● WHAT THIS TASK INVOLVES:
Below are records; how many of their lines hold the string "name"? Reply with nothing but the number.

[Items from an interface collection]
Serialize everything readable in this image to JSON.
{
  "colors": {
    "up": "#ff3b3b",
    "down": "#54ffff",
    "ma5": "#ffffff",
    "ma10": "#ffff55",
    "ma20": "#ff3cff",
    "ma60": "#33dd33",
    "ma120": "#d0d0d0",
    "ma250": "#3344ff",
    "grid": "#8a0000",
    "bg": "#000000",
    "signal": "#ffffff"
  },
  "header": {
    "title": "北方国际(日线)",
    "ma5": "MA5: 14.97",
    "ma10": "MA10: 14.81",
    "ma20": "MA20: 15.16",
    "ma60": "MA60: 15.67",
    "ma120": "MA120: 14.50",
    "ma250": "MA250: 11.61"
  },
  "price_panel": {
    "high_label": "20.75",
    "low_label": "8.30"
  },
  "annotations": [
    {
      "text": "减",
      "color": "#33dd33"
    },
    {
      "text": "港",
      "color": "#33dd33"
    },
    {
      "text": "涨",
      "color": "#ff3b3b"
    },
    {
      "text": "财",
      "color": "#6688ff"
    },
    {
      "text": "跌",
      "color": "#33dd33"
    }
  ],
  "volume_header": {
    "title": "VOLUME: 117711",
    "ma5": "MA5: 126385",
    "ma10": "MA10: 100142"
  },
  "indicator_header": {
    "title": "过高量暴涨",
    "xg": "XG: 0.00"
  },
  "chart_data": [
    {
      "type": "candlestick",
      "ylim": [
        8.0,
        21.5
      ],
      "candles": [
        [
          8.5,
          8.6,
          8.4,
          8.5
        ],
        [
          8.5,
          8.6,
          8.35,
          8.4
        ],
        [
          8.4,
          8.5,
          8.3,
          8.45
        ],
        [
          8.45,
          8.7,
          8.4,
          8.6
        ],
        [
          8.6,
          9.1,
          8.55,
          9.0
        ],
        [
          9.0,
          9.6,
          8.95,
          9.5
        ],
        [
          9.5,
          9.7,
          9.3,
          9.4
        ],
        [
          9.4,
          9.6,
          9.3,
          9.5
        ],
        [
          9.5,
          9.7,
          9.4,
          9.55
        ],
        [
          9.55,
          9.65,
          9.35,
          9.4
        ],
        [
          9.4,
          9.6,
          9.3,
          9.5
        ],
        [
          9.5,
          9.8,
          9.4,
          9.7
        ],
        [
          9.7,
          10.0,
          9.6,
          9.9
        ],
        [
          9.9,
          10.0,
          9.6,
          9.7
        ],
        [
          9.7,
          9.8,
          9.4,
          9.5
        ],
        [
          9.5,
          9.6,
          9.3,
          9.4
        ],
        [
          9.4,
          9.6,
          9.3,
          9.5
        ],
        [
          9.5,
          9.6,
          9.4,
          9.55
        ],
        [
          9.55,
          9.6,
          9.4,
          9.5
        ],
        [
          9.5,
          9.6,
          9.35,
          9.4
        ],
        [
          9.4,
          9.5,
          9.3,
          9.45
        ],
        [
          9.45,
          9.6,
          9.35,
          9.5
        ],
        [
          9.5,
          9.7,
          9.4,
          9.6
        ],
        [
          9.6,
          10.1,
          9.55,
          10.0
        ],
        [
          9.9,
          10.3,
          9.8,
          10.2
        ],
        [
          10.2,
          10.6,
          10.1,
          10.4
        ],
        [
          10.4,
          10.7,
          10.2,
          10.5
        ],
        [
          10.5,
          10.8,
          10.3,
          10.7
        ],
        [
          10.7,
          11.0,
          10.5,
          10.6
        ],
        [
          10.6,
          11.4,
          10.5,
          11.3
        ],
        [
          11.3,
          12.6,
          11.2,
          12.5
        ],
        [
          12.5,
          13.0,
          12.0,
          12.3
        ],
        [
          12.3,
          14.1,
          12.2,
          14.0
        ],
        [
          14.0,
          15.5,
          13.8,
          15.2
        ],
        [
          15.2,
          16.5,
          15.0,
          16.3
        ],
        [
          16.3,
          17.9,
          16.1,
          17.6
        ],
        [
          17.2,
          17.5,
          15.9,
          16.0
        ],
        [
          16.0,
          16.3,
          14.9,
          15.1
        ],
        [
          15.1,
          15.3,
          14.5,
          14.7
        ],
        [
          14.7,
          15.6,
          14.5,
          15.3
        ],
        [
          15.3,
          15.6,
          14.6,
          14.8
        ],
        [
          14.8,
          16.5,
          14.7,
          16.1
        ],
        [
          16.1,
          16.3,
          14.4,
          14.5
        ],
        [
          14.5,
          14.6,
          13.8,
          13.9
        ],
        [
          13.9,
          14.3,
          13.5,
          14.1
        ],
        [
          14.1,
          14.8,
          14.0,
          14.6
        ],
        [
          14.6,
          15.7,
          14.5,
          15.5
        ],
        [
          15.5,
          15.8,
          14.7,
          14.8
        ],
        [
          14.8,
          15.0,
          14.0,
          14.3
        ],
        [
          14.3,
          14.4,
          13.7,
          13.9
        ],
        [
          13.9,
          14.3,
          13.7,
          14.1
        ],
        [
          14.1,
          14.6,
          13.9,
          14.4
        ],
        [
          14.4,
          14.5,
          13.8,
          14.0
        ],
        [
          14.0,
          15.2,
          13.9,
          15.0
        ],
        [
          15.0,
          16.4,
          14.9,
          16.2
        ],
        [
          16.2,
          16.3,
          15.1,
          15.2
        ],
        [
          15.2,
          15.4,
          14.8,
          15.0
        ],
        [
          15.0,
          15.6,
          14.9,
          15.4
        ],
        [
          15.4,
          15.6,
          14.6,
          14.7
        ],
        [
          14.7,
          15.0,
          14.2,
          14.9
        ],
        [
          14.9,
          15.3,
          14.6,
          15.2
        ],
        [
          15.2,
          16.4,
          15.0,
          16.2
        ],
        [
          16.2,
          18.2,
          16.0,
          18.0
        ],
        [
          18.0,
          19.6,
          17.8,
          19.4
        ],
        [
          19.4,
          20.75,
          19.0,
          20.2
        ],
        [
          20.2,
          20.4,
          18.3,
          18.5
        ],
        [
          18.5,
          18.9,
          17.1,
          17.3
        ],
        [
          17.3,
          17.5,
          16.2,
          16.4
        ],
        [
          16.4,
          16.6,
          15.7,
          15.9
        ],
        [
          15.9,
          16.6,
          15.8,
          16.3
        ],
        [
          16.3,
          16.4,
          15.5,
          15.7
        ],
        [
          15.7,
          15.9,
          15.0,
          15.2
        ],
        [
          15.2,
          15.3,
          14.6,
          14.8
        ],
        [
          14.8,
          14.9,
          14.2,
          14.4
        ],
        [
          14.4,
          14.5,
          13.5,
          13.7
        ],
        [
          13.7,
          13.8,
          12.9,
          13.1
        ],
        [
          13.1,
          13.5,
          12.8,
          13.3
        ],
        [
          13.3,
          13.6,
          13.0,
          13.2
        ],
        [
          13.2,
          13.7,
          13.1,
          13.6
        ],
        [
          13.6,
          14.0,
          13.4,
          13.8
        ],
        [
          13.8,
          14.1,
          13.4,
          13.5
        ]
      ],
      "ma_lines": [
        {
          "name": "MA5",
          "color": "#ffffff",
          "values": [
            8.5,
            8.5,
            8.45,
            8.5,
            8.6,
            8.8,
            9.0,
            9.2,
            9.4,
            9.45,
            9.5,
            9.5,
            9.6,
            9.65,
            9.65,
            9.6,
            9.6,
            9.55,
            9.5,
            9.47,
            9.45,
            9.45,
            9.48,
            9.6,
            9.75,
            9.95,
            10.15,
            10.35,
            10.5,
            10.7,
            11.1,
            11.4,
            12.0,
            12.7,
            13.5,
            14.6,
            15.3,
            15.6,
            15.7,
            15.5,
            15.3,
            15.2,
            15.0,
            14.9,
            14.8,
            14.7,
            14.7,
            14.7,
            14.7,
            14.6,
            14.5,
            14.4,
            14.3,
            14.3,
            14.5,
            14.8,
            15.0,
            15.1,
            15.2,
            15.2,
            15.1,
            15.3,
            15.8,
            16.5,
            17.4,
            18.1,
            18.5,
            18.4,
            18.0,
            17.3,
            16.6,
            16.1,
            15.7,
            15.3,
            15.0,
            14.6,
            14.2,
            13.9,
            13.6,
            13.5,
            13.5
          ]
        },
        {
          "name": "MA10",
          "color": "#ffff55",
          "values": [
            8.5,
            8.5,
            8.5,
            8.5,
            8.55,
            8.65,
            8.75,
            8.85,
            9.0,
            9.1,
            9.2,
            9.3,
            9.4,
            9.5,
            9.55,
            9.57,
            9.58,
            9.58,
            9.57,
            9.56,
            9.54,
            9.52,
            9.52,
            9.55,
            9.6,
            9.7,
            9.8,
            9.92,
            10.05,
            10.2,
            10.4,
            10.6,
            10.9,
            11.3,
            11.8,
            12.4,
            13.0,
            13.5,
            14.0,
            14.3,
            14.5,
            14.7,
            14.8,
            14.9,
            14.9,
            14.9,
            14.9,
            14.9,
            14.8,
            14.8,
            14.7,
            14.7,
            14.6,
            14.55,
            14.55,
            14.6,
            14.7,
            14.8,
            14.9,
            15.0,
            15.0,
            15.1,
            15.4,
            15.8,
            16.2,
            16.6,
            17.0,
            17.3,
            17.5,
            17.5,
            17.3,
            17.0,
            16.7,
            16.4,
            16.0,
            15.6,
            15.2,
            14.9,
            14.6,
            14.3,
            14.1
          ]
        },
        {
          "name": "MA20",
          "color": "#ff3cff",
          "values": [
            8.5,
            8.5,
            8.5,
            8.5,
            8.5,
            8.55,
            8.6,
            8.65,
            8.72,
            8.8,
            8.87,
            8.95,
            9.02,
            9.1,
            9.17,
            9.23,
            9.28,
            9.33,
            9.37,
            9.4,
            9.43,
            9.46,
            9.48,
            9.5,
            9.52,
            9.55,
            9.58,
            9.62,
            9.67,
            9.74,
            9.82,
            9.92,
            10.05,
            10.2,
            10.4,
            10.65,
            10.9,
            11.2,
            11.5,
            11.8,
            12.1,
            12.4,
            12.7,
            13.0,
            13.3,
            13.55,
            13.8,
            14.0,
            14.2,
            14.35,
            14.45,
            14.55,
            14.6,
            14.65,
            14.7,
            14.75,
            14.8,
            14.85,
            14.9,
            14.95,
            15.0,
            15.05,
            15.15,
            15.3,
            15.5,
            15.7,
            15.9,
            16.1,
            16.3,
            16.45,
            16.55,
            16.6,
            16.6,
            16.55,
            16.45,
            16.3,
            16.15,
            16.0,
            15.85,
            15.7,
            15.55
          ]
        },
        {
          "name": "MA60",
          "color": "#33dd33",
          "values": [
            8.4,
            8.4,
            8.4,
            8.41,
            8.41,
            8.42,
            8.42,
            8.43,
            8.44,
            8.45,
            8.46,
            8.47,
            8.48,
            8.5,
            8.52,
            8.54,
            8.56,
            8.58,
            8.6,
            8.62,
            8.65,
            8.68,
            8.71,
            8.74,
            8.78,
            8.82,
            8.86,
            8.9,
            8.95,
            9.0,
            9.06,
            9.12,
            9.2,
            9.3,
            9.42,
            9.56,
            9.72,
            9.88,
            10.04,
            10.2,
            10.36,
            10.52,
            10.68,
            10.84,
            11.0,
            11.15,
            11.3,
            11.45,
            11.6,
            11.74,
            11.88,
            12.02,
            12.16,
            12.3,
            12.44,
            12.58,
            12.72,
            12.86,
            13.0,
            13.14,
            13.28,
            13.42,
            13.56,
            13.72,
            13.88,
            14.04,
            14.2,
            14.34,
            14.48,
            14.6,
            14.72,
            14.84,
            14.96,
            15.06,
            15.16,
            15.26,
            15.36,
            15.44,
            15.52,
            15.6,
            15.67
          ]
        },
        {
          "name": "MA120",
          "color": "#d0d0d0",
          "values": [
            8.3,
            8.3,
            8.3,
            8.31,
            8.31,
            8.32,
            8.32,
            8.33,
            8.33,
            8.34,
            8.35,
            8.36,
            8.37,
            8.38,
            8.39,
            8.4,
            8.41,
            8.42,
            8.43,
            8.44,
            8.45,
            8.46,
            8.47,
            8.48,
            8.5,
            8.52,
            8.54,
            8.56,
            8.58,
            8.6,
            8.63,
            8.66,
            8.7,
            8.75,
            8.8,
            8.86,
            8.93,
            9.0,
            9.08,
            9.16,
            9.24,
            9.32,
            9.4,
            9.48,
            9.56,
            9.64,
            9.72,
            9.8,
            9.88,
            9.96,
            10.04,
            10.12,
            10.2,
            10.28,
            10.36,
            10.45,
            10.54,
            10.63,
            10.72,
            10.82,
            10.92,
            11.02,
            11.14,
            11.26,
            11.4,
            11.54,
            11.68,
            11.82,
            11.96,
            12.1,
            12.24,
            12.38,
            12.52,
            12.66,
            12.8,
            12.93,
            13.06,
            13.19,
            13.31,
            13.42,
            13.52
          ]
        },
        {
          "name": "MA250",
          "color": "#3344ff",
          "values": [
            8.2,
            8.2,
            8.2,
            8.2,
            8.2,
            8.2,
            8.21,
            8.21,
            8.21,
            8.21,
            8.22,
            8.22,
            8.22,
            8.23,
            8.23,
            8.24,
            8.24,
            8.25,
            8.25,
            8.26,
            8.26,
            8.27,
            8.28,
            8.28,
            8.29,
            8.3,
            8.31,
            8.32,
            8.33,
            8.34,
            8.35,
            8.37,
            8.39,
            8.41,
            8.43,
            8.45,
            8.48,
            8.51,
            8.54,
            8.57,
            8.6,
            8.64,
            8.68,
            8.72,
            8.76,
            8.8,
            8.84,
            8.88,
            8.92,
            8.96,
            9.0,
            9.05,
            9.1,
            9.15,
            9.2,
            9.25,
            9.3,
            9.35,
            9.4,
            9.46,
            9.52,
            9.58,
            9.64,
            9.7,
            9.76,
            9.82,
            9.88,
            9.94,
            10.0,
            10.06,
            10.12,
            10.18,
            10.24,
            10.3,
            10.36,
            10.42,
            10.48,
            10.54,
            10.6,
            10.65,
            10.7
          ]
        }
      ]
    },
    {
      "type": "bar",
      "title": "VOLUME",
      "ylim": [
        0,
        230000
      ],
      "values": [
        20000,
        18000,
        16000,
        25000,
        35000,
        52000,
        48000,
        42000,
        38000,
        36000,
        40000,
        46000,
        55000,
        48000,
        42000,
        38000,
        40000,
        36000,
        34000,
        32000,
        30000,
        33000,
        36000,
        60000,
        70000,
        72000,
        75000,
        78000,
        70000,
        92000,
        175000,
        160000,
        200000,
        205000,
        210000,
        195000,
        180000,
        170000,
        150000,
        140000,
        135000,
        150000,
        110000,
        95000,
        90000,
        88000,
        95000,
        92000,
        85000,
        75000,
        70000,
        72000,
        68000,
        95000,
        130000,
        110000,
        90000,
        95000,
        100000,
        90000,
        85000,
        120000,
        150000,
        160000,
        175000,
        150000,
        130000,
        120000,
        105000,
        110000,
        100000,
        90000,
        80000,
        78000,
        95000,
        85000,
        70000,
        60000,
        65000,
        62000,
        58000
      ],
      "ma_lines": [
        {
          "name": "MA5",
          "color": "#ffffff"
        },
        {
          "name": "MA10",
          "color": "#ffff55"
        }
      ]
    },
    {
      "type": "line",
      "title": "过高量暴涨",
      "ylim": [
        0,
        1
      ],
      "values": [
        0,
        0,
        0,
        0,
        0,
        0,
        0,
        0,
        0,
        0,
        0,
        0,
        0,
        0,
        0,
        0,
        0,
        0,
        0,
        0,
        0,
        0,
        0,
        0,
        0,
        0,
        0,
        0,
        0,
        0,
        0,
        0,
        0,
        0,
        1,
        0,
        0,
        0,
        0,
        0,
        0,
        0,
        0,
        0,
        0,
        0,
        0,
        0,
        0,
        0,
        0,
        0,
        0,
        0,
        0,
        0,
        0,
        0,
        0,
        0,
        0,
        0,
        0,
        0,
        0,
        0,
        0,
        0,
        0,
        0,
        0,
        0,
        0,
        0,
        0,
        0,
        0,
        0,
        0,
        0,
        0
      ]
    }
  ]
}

● REPLY TO THE EXERCISE:
8